I was 23 years old when I had the pleasure of working with radio personality Barry Farber in New York. Stumbling into the job was one way to put it: I was in the right place and needed a job, so he offered me one as his assistant along with a place to live. Mr. Farber lived in the Apthorp at 2211 Broadway which is a wonderful building on the upper West side in Manhattan. It has a beautiful stone façade and there is an black metal gate on the outside. When you enter, there is a fountain and a large walkway area, and he lived on the second floor. He had 5 rooms including a room off the enormous kitchen which he sublet to a British couple. There was another room rented very cheaply to a friend of his daughter who was auditioning for acting roles with the goal of becoming a soap opera star. I had the pull away futon which turned into a bed and was in the living room. It was a situation where I really needed a place to live and he needed someone to help him with some paperwork and host his famous language dinner parties.

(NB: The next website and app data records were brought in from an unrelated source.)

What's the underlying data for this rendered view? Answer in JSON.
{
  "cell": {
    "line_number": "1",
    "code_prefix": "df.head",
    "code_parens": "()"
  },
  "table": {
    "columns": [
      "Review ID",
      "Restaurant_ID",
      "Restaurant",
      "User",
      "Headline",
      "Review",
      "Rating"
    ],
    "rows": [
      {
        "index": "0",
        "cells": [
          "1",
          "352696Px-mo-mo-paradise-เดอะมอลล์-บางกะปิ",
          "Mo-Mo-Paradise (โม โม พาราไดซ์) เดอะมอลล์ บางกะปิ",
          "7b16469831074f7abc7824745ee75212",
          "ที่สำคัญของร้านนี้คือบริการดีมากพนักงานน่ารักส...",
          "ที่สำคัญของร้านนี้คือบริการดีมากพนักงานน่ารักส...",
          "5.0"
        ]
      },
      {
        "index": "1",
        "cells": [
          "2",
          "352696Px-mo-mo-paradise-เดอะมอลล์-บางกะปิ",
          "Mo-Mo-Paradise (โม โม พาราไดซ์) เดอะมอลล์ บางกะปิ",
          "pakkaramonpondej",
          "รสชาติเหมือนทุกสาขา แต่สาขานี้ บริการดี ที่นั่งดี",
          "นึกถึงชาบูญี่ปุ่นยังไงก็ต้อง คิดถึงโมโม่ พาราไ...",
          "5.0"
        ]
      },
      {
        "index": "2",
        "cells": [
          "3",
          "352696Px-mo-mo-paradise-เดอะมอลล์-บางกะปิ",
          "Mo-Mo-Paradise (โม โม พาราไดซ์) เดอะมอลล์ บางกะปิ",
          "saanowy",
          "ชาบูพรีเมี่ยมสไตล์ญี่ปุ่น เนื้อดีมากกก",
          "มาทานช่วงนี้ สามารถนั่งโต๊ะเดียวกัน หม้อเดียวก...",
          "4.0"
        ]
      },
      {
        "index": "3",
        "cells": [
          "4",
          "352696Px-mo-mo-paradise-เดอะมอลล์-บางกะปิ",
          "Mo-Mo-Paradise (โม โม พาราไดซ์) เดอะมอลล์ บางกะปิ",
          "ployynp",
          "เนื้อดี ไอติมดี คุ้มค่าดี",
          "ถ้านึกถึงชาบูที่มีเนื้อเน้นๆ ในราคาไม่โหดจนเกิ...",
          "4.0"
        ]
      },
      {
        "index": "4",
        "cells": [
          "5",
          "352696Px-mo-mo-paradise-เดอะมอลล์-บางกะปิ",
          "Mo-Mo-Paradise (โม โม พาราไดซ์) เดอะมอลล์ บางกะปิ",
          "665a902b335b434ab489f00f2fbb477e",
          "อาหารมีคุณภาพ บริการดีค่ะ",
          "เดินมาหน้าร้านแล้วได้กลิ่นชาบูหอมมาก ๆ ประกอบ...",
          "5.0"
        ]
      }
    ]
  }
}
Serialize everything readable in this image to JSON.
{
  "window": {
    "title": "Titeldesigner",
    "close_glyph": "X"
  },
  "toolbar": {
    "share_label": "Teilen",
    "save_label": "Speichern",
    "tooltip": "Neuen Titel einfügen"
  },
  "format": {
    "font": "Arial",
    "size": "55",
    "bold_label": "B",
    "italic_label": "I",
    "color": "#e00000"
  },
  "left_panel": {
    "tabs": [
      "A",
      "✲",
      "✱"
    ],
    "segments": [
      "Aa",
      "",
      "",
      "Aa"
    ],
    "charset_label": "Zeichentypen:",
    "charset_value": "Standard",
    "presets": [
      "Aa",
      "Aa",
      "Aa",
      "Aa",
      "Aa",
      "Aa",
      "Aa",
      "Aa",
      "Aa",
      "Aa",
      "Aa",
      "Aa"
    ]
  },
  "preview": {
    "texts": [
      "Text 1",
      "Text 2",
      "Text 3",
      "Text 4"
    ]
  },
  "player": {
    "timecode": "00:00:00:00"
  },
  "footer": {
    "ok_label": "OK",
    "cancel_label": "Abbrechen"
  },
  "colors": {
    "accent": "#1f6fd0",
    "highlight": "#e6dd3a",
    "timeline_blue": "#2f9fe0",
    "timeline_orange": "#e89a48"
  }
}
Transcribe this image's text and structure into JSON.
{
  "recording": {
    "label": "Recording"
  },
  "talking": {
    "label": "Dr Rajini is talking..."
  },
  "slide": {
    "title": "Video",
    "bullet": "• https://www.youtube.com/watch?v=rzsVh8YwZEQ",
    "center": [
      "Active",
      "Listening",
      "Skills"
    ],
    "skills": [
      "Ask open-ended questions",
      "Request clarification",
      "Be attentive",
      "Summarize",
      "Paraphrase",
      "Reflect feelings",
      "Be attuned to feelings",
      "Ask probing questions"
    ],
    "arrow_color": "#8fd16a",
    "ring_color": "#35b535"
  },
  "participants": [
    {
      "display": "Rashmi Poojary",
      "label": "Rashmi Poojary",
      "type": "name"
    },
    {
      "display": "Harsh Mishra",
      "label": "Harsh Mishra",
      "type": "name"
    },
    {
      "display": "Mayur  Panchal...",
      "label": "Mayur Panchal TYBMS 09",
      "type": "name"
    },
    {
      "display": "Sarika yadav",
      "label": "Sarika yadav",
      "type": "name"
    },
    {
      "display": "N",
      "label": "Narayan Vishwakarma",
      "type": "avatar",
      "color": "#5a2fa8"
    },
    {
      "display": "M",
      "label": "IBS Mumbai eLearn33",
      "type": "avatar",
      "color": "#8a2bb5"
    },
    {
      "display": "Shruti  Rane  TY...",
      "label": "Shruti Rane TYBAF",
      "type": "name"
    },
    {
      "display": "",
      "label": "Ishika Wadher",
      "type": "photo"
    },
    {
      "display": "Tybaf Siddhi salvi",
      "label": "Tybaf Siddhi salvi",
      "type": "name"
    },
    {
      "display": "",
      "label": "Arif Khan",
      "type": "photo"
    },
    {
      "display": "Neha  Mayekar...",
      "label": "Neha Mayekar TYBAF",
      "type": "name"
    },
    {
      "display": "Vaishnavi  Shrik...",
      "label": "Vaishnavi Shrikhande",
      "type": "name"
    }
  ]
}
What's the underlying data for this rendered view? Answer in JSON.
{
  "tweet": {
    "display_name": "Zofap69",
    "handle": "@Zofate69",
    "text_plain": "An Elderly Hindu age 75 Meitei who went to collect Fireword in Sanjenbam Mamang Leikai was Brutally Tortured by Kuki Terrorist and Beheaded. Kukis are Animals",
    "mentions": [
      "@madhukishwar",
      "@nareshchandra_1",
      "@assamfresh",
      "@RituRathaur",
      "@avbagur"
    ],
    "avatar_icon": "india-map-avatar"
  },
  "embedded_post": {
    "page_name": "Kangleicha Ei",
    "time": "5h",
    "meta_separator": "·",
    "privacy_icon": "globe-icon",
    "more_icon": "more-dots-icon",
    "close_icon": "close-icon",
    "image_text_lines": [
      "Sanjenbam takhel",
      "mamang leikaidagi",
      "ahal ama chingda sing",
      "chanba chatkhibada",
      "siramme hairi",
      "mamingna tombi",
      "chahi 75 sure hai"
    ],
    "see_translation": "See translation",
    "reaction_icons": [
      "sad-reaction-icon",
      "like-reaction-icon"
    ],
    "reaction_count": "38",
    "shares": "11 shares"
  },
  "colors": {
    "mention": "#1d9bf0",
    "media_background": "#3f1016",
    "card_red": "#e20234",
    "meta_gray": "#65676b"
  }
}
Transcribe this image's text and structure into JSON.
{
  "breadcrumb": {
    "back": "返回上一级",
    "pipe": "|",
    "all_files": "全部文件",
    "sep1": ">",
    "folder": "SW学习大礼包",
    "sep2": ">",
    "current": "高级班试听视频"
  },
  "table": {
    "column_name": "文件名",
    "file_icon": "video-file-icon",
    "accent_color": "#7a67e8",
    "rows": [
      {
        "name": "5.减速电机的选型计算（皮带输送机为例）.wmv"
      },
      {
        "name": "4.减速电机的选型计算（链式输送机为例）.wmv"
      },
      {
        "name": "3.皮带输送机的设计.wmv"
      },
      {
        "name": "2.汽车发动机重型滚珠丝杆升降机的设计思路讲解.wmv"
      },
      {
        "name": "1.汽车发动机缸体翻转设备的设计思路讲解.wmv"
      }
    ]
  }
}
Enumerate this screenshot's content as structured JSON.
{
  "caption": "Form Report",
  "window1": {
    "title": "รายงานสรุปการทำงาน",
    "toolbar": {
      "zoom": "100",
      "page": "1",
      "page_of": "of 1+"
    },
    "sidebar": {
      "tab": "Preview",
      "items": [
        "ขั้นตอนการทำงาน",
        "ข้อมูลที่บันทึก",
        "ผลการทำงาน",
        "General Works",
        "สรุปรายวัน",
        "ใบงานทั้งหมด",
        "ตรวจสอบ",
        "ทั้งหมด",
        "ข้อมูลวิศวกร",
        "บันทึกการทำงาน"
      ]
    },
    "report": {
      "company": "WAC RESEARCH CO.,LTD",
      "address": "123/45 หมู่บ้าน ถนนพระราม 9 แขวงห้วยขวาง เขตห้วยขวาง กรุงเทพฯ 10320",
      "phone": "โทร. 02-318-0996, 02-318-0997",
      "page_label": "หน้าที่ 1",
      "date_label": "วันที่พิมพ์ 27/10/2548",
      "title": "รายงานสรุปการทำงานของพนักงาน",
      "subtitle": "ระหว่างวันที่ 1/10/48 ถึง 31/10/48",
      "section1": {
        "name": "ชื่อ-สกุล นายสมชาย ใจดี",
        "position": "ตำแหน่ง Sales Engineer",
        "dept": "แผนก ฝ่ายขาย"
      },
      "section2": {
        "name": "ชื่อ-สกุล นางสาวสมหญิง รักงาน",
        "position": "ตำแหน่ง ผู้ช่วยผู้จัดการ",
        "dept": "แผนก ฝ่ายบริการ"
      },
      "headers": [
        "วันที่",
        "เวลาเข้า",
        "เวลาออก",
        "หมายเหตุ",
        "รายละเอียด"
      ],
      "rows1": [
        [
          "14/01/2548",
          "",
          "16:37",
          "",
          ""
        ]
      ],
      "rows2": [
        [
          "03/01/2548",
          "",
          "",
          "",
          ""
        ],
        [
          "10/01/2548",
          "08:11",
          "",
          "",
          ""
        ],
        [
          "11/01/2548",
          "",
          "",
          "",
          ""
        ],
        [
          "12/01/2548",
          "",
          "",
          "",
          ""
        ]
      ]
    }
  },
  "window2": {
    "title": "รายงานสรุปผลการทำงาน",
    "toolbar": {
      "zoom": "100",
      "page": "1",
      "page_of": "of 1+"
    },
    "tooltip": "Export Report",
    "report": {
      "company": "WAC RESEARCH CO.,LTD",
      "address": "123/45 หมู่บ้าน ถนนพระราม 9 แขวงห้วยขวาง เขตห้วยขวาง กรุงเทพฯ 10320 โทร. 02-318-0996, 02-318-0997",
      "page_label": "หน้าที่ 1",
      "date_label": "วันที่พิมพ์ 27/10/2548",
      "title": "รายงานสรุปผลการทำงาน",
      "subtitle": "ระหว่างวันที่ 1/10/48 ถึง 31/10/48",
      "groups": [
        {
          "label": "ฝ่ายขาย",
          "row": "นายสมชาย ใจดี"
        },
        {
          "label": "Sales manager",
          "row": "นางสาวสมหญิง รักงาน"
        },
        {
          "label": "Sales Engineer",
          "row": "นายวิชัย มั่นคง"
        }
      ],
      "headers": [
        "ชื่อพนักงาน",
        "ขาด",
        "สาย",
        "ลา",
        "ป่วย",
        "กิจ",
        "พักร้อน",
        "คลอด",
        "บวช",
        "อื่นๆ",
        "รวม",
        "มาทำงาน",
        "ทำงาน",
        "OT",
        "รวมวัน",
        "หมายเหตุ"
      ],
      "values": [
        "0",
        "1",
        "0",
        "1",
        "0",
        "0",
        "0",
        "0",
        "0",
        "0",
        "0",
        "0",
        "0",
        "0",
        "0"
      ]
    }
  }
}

I answered an advertisement for a gathering of his language dinner parties since I spoke French. Mr. Farber was a lean Jewish man always active running from table to table seating his guests. He asked me if I would be hostess of the dinner parties and I agreed. The parties were partly to make friends, and foster language skills along with eating a very good dinner at an affordable price. There were some very interesting people from Eastern Europe and long time New Yorkers. It was an interesting group of people. When I moved in, I had 2 suitcases. Mr. Farber was very kind to me. I met his daughter and one was almost the same age as me. She worked for Spin Magazine as a writer. He invited me to breakfast every morning when he went out and we discussed the day’s itinerary. He told me his agenda and as he was writing something, he would ask me to answer the door, make telephone calls for him, read some of his work and also go with him to the radio station in the evening where he was a talk show host. I was master of many odd jobs one of which included supervising his cleaning team which consisted of two Russian workers. He told me to “watch them and make sure they don’t take anything.” I can still remember following them around the grand apartment with the cavernous ceilings as I watched them dust the tv’s, and awkwardly clean the messy paper pile inside his inner office.
From time to time, I saw the British couple but they mostly kept to themselves. The soap opera queen as I called her was full of drama. She was very beautiful with long almost whitish gold hair and a year younger than me. She was originally from the Midwest and I can remember her suitors coming to the door with red roses and leaving them. One of the most interesting incidents happened was while Mr. Farber was away on business and his beautiful Norwegian ex-wife visited. She demanded entrance and began to take away wooden stools and other furniture from the apartment. As I watched, she opened the door to the bedroom of the soap opera actress to be and took away some of the furnishings. Then she left. When he
returned, he asked me “For god’s sake, why did you let her take the stuff.” I guess I just assumed she could, I stuttered.With a slow Southern drawl and a kind smile, he shrugged his shoulders and muttered something like “never mind” much to my relief. Today, I appreciate this opportunity and wish I had the chance to say “hello” again from Florida but we lost touch over the years. Once I left New York, I left New York.
Mr. Farber was like a minor celebrity in New York especially among the older New York community. I also had the opportunity to meet Curtis Sliwa, who was head of the Guardian angels with his wife. At that time, in the late 80’s there was a big crime wave in New York and they were part of the organization that patrolled the area. It wasn’t uncommon to read of them and of his beautiful wife who was also photographed for the cover of Vogue Magazine. I also met lots of literary agents and some native New Yorkers’ who were big fans and supporter of Barry Farber. Living with him for six months made me realize and appreciate the small connections of New York to the neighborhood. It became a small town until I picked up myself again and moved on.The stability of the ties he had with the area helped foster my stability and gave me strength to move forward independently. Years later, I realized that meeting and having the opportunity to interact with Barry Farber was like having my own guardian angel descend upon me: the voice of cosmopolitanism with some down home humor was exactly what my small town roots desired. It didn’t hurt that he loved language and words and probably knew me better at the time than I knew myself. I went on to get my masters in linguistics and make my living as an English Instructor.
I haven’t yet traveled to Eastern Europe but there is still time.